Diabetes Mellitus

Diabetes occurs when your blood glucose (blood sugar) level is too high. Blood glucose comes from the foods we eat and is essential to provide the energy needed to keep the body functioning normally. Insulin produced by the pancreas works to keep glucose within normal levels, but when the body produces too little – or possibly none – or when the body doesn’t use insulin well, glucose remains in the blood and doesn’t reach the cells of your body where it’s needed.

Having too much glucose in the blood over time can lead to a number of health problems including:

  • Heart disease
  • Kidney disease
  • Blindness
  • Possible amputation of toes, feet, and legs

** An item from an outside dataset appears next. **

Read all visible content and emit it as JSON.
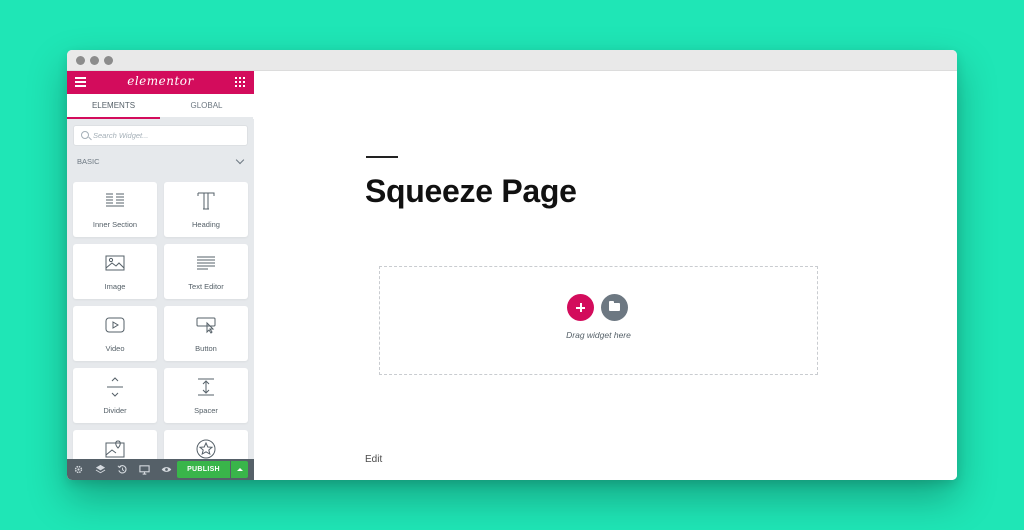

Mental and Emotional Side Effects of Being a Truck Driver

In addition to these physical problems, there are also mental and emotional issues often connected with truck driving. It’s common for truckers to spend long days and nights by themselves. This prolonged loneliness can easily lead to depression, which can be increased by the lack of sleep.

Ways to Promote Better Health on the Road

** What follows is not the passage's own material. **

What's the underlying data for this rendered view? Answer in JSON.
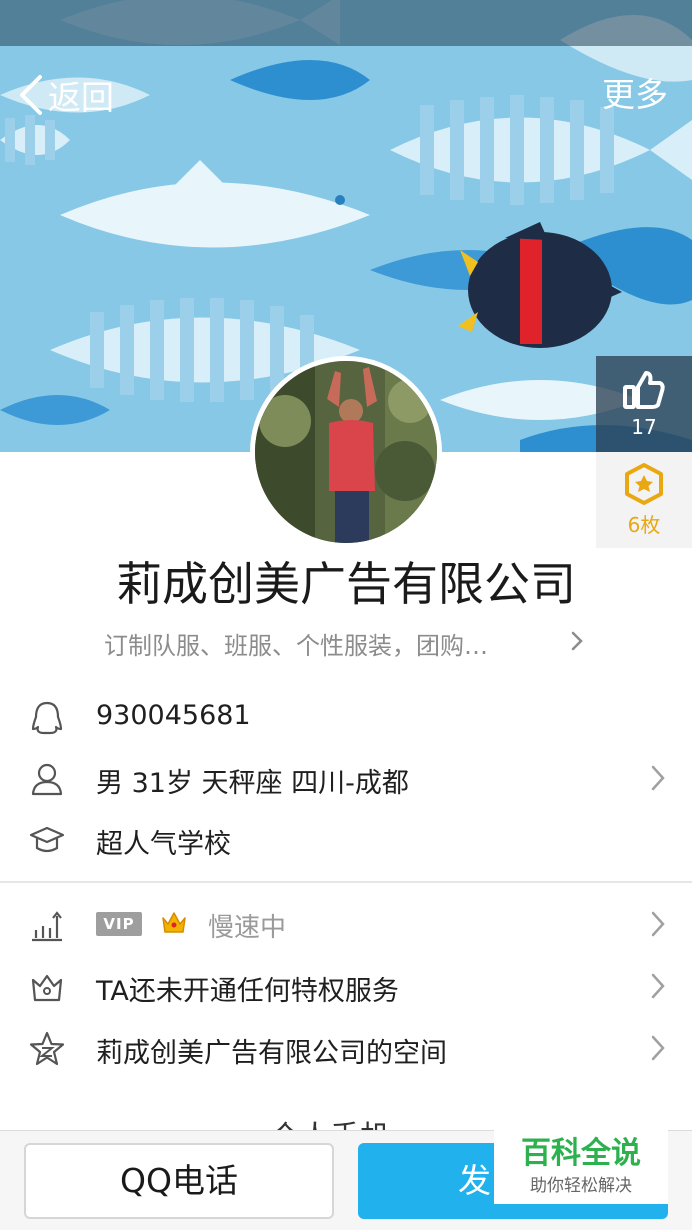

Fortunately, though the job of driving a truck requires prolonged hours of sitting, there are steps every trucker can take to offset the effects that driving that big rig and delivering your cargo on schedule can have on your health.

Develop Healthier Eating Habits

We know the temptation is great to chow down on fast food, like a loaded sub sandwich or one of those hot dogs simmering on the truck stop grill. That’s OK from time to time, but try to eat more fresh fruits and vegetables, and keep the sugary and salty drinks and snacks to a minimum. To accomplish all that, you might prepare, or ask your wife to prepare, several meals in advance of your next trip that you can store in a cooler in your rig.


During fuel and rest stops, take the time to move around some to get the blood flowing. Also try to do a few stretching exercises, and don’t worry about what others might be thinking. You’re doing things that need to be done to prevent health issues like obesity.


Keeping your body hydrated is essential to energize your muscles, aid digestion, and maintain core body temperature. It’s easy to overlook hydration while driving or loading or unloading your rig, but try to keep water handy and drink the equivalent of 8 glasses a day.

Take Care of Your Skin

It might seem silly to use sunscreen while driving a truck, but even in that cab you can suffer over exposure to the sun’s rays and become a victim of “drivers face.” Over time that exposure can potentially lead to skin cancer. So, keep a supply of sunscreen with a SPF of at least 30 handy and use it daily.

Get Your Rest

We know life on the road can be irregular, but it’s still essential to try to get 7-8 hours of sleep. To promote better sleep:

  • Avoid sugary or caffeinated drinks before trying to sleep.
  • Try to relax before trying to sleep, maybe by reading or listening to a favorite podcast.
  • Avoid using the screen of any electronic device for at least 30 minutes before going to bed.

Stay in Touch

To combat the loneliness of the road, stay in touch with friends and loved ones, just don’t text while driving. You might even consider writing a journal to record your thoughts and feelings, and if you suffer from prolonged depression, don’t hesitate to seek professional help from a therapist. There is nothing weak about doing that!

Clean Up the Clutter

A tidy, well-organized work space, including the cab of your truck, can help you feel comfortable and lift your spirits. So, buy an organizer to hold things like loose coins and sunglasses, keep disinfectant handy and use it liberally, and invest in a small garbage can to hold the accumulated litter.

Job Assistance from US Trucking

We hope you’ve found this information and our suggestions helpful, and if you’re a trucker looking for your next assignment, you’ll reach out to your friends at US Trucking Service. We’re in touch with companies all across the United States looking for qualified drivers like you, and our professional agents will be glad to work with you and help you find your next job.

So, contact us at US Trucking Service and let’s get rolling!